The coal-burning Indian River power plant will continue to operate for a few more years, reversing a previous plan to deactivate the facility.
Under a Reliability-Must-Run agreement with regional power grid operator PJM Interconnection, unit 4 will continue to operate until Delmarva Power can complete transmission upgrades, said Dave Schrader, senior manager, NRG Communications East.
The unit had been scheduled to retire in June 2022, but the RMR agreement extending its use began June 1, 2022, he said.
“PJM’s analysis has indicated that it could take Delmarva until December 2026 to complete transmission upgrades to eliminate the need for Indian River Unit 4 operation,” Schrader said.

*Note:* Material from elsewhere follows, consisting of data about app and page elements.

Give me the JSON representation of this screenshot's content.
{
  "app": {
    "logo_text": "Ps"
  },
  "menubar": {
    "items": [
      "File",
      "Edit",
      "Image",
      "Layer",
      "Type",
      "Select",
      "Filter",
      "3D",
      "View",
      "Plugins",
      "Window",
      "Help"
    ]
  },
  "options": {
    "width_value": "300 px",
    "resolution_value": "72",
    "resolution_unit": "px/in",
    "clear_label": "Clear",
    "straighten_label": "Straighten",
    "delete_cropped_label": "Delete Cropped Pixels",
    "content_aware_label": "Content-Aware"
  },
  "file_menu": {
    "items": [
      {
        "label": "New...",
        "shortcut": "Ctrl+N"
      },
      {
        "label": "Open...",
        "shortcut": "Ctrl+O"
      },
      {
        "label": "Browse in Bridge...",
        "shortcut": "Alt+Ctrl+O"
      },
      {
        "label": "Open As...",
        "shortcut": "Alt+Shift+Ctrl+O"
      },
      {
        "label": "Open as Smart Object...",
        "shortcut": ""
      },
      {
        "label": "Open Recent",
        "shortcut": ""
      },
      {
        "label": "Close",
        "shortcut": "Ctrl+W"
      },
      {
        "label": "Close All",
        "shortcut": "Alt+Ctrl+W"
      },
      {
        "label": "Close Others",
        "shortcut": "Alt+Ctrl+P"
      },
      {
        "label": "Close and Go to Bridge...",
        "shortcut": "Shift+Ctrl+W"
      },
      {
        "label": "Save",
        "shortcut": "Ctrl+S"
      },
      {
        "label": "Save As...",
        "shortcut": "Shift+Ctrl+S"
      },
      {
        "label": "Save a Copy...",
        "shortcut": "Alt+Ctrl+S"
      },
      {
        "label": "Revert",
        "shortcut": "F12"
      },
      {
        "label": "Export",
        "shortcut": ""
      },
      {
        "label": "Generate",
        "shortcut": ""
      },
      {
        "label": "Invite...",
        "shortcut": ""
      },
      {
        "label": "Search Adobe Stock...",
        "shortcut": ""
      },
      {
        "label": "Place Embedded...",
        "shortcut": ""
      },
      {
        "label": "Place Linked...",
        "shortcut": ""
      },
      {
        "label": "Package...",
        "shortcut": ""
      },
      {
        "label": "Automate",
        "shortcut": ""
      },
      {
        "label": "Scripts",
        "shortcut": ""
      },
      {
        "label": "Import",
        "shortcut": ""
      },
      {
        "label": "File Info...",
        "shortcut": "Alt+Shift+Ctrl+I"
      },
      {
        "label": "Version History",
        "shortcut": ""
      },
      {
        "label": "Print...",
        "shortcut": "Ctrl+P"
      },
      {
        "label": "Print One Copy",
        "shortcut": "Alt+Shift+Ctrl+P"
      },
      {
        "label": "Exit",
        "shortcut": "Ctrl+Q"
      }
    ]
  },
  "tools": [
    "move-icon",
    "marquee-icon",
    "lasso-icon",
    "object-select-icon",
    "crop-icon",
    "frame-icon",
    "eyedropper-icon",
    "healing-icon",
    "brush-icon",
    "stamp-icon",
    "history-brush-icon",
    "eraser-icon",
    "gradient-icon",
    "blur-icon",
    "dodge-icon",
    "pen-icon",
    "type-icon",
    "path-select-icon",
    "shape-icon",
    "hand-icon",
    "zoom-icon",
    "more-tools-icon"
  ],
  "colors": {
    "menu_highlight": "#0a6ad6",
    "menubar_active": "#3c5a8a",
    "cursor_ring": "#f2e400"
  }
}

The plant employs about 50 people.
Since 2020, there has been talk of connecting future offshore wind farms to the Indian River power plant, but there is nothing new to share on that for now, Schrader said.
There are two wind farms planned east of the Delaware coastline – US Wind’s MarWin and Ørsted’s Skipjack Wind Farm. US Wind is further along in the federal approval process. The company’s project, which is due east of Ocean City, Md., and about 25 miles from Rehoboth and Dewey, has the potential to deliver 1,100 MW of power to the grid with 76 turbines. As proposed, US Wind would connect to the grid by running its cable under the dune at 3R’s Beach north of Bethany Beach.
Nancy Sopko, US Wind spokesperson, said the company has been progressing through the two-year environmental analysis as planned since its construction and operations plan was deemed sufficient and complete in June 2022. Sopko said US Wind has been working with federal agencies and stakeholders to ensure its draft environmental impact statement is published this fall. Once that document is published, she said, that will kick off a second set of public hearings and written comments on plans.
“We are eagerly anticipating our final environmental impact statement to be issued by the end of 2024,” said Sopko.
Reporter Chris Flood contributed to this article.